Feud over Saenuri primary as Kim protests rulesFormer Prime Minister Kim Hwang-sik, seeking to win the Saenuri Party’s nomination for Seoul mayoral race, suspended his campaign yesterday and turned off his mobile phone.
The move appeared to be a sort of warning to the ruling party that he may withdraw from the primary if the party’s nomination management committee does not stop what he considers its unfair treatment toward him.
Kim’s protest came a day after the nomination committee, which is in charge of setting primary rules for selecting Saenuri candidates for the Seoul mayoral race, decided to hold a three-way primary contest, pitting Kim against both seven-term lawmaker Chung Mong-joon and former two-term lawmaker Lee Hye-hoon.
The decision was in contrast to Kim’s demand that the party arrange a two-way contest for the final primary that would see him face off against Chung.
Political observers speculate that Kim prefers the two-way contest to the three-way vote because he believes Lee’s supporters would be more likely to vote for him if she is pushed out of the running.
Many also believe Kim’s protest yesterday carries the potential for an outright boycott of the primary and is a reflection of his dissatisfaction with the party’s decision to include Lee in the final primary despite that fact that her popularity ratings lag far behind those for him and Chung.
Yoon Won-joong, the director of Kim’s campaign team, visited the Saenuri’s headquarters in Yeouido, western Seoul, yesterday and met with party leader Hwang Woo-yea to lodge a complaint against what he claimed was the party’s “unfair” treatment” toward the former prime minister.
“Kim made a difficult choice deciding to run in the Seoul mayoral election in the hopes of a victory [for the Saenuri],” Yoon said during his meeting with Hwang, adding that the party had taken number of steps that put Kim at a disadvantage in the race.
Yoon also said Kim will have no choice but to stop his campaign if the party does not correct its actions.
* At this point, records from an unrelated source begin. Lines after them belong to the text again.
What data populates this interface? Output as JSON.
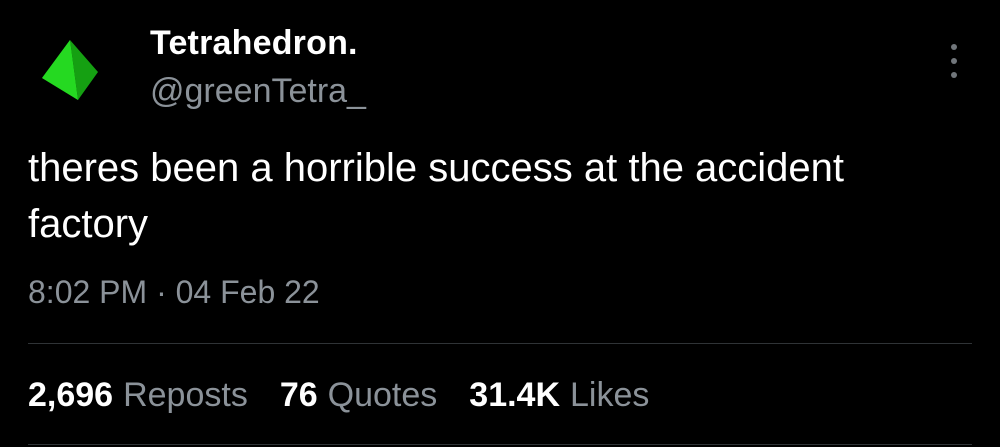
{
  "author": {
    "display_name": "Tetrahedron.",
    "handle": "@greenTetra_",
    "avatar_color": "#22d61f"
  },
  "tweet": {
    "text": "theres been a horrible success at the accident\nfactory",
    "time": "8:02 PM",
    "separator": "·",
    "date": "04 Feb 22"
  },
  "stats": {
    "reposts_count": "2,696",
    "reposts_label": "Reposts",
    "quotes_count": "76",
    "quotes_label": "Quotes",
    "likes_count": "31.4K",
    "likes_label": "Likes"
  },
  "colors": {
    "background": "#000000",
    "text_primary": "#ffffff",
    "text_secondary": "#8b9299",
    "divider": "#2f3336"
  },
  "icons": {
    "more": "more-vertical-icon"
  }
}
The primary, set for April 30, will determine the Saenuri candidate in the Seoul mayoral race. The winner will face off against incumbent Mayor Park Won-soon of the New Politics Alliance for Democracy.
Yoo Seong-sik, who acts as the spokesperson on Kim’s campaign team, held a press briefing yesterday at the National Assembly, where he said that Kim will decide what steps to take after assessing the Saenuri’s efforts to meet his demands for a fair race.
One official from Kim’s campaign team said that Kim felt humiliated by the way the Saenuri’s nomination committee had treated him.
The former prime minister’s decision yesterday to cancel his schedule reflects the growing dissatisfaction he has felt toward the party over the primary process.
Kim has seen the number of his demands for the primary procedures rejected by the Saenuri’s nomination committee since he formally announced his bid for mayor on March 16.
He originally suggested the ruling party hold separate primary votes across four electorates within the capital city - an idea that was later turned down.
BY KANG JIN-KYU [firstname.lastname@example.org]